=== WORK REQUIRED ===
Search the entries for the word "account". Copy each line in which it is found.

=== SUPPLIED RECORDS ===
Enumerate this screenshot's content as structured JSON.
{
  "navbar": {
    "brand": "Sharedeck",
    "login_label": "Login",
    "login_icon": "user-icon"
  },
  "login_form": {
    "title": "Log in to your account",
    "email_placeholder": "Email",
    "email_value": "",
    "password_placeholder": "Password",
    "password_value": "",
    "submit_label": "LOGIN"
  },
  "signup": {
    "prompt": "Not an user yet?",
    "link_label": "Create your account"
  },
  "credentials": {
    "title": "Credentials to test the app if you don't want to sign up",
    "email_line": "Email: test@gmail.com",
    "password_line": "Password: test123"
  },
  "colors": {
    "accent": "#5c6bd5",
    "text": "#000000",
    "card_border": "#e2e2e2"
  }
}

=== SOLVED PROBLEM ===
    "title": "Log in to your account",
    "link_label": "Create your account"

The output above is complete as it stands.